Of all the risk factors that confront investors, concentrated-stock risk is perhaps the sweetest.
If you have this risk in your portfolio, you likely picked a stock that has blossomed in value, or you participated in an initial public offering because you were part of a team that took a company public. Either way, you have the very high-quality problem of deciding what to do with all of your profits.
In the institutional community, the decision is easy. You sell some, or all, of the stock, especially if the profit is 100% or more, and use the profits to buy something else. This reflects a belief – based on experience – that 100% gains are rare, and thus not to be trifled with. For executives with significant stock positions in their company, the exercise often reflects a desire to diversify their risk so that not all of their proverbial eggs are in one basket.
But individual investors tend to have radically different responses, and this creates sticky situations for them, and their advisors. John and Jane Investor often fall in love with their stocks. Every advisor knows this, and they know that trying to discuss the issue with their clients is often like trying to take lollipops from babies.
We see this on a near daily basis. We know of advisors with clients with positions in mid-cap stocks that have doubled in value in a year and the position is now worth in the high seven figures. We know of others who have a low-cost basis in some of the market’s most desirable, hottest stocks because they bought low. In these situations, the idea of taking profits is anathema. Advisors often wrestle with clients. Clients resist advisors. Mr. Market just chuckles; he is truly a patient, long-term investor.
Our response to these situations is simple: Remember Medarex.

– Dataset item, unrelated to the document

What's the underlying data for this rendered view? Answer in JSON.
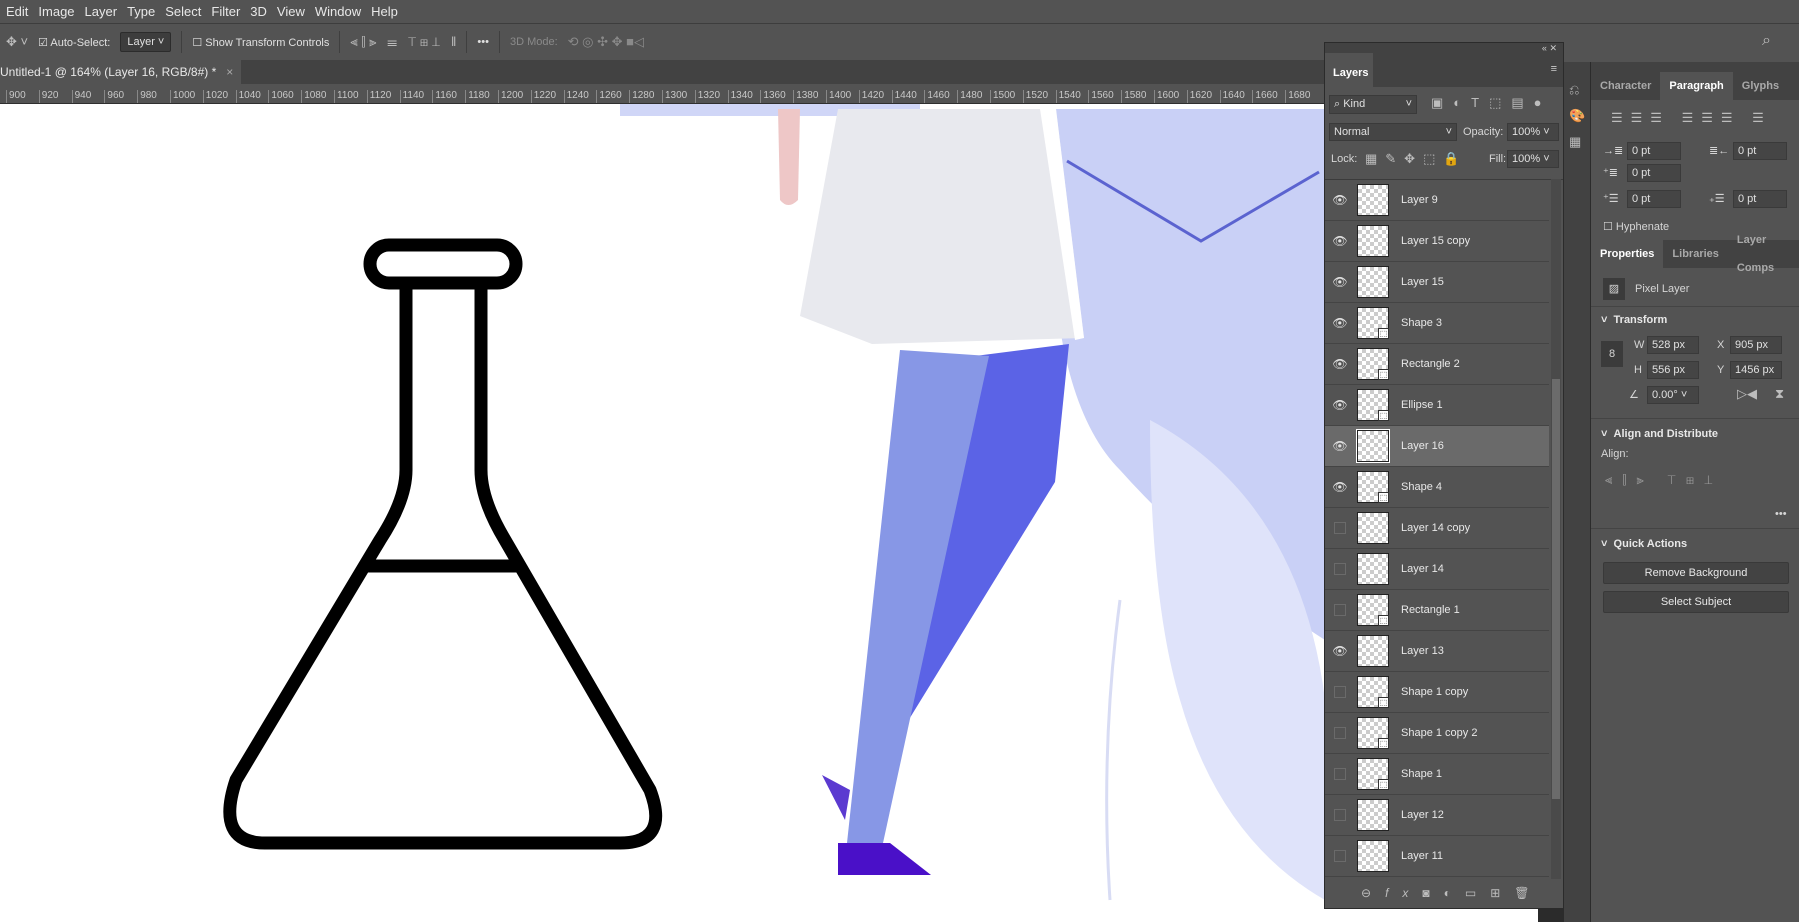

The company was the hot biotechnology play some 20 years ago. A friend, someone who is now one of the most senior executives in the global securities industry, had a huge Medarex position. He bought the stock at low prices. He interviewed the chief executive, and he kept buying more and more. At one point, his position was worth about $22 million. Everyone told him to sell some stock, to diversify his holdings, and to avail himself of the various strategies for dealing with concentrated risk. But he was hypnotized by the value of his position. And then, circumstances changed. The stock began to retreat, and it kept falling, and he kept rationalizing the decline, arguing that the market was wrong, and he was right. Finally, he gave back all of his gains in the stock, and a lot of his initial investment. To this day, Medarex haunts him. For his family, the stock is a reminder of what to avoid in investing.

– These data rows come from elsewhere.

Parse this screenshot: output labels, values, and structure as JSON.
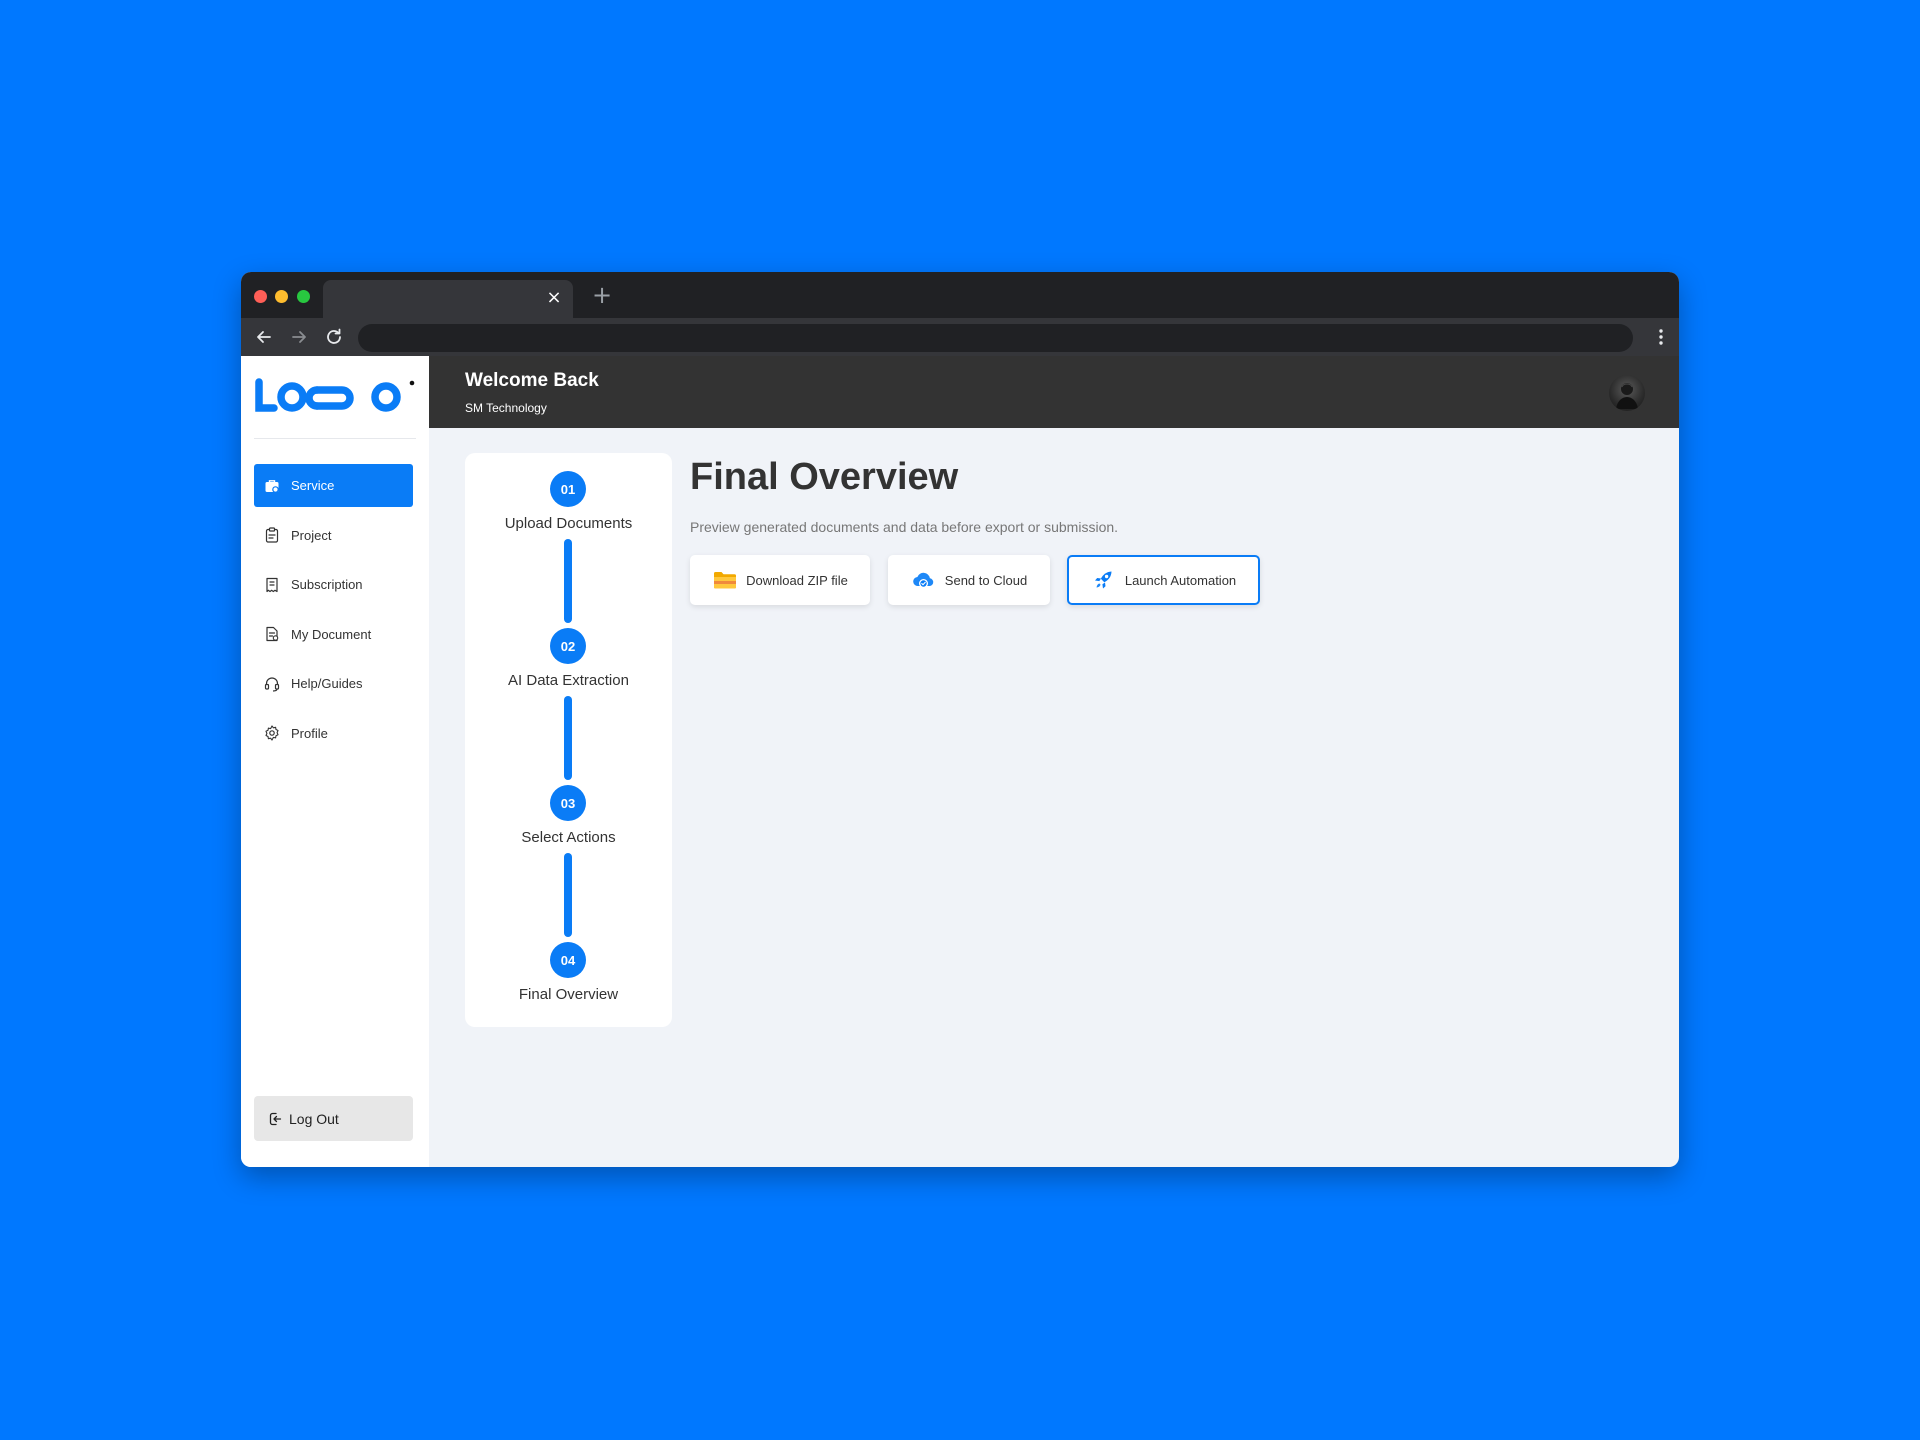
{
  "browser": {
    "tab_close_icon": "close-icon",
    "new_tab_icon": "plus-icon",
    "tab_close_glyph": "×",
    "new_tab_glyph": "+"
  },
  "app": {
    "brand_color": "#0A7CF6",
    "logo_text": "LOGO"
  },
  "header": {
    "title": "Welcome Back",
    "subtitle": "SM Technology"
  },
  "sidebar": {
    "items": [
      {
        "label": "Service",
        "icon": "briefcase-icon",
        "active": true
      },
      {
        "label": "Project",
        "icon": "clipboard-icon",
        "active": false
      },
      {
        "label": "Subscription",
        "icon": "receipt-icon",
        "active": false
      },
      {
        "label": "My Document",
        "icon": "document-icon",
        "active": false
      },
      {
        "label": "Help/Guides",
        "icon": "headset-icon",
        "active": false
      },
      {
        "label": "Profile",
        "icon": "gear-icon",
        "active": false
      }
    ],
    "logout_label": "Log Out"
  },
  "stepper": {
    "steps": [
      {
        "number": "01",
        "label": "Upload Documents"
      },
      {
        "number": "02",
        "label": "AI Data Extraction"
      },
      {
        "number": "03",
        "label": "Select Actions"
      },
      {
        "number": "04",
        "label": "Final Overview"
      }
    ]
  },
  "main": {
    "title": "Final Overview",
    "description": "Preview generated documents and data before export or submission.",
    "actions": [
      {
        "label": "Download ZIP file",
        "icon": "folder-zip-icon",
        "selected": false
      },
      {
        "label": "Send to Cloud",
        "icon": "cloud-icon",
        "selected": false
      },
      {
        "label": "Launch Automation",
        "icon": "rocket-icon",
        "selected": true
      }
    ]
  }
}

The Medarex story illustrates one of the great difficulties of investing: visualizing risk. Paper profits, of course, are tangible. You can see them anytime you look at your account. Risk is invisible – at least to untrained eyes.
This is often acutely true for individual investors who have no real market discipline. The cause of these difficulties is often rooted in how investors view the market. Main Street comes to Wall Street with dollar signs in their eyes. They want to turn $1 into $10, and thereby realize the mythical ten-bagger that Peter Lynch made famous in his book, One up on Wall Street, that was first published in 1989.
That’s why we think our software can help advisors help their clients by taking that which is difficult to see and converting it into a number and picture. Sometimes, pictures are more powerful than a thousand words. When clients win, advisors win, and they often win more.
Bottom line: When it comes to investing, remember the Kenny Rogers Rule: “You have to know when to hold them, know when to fold ‘em. Know when to walk away, know when to run.” Unfortunately, too few investors ever really hear the beat of that song.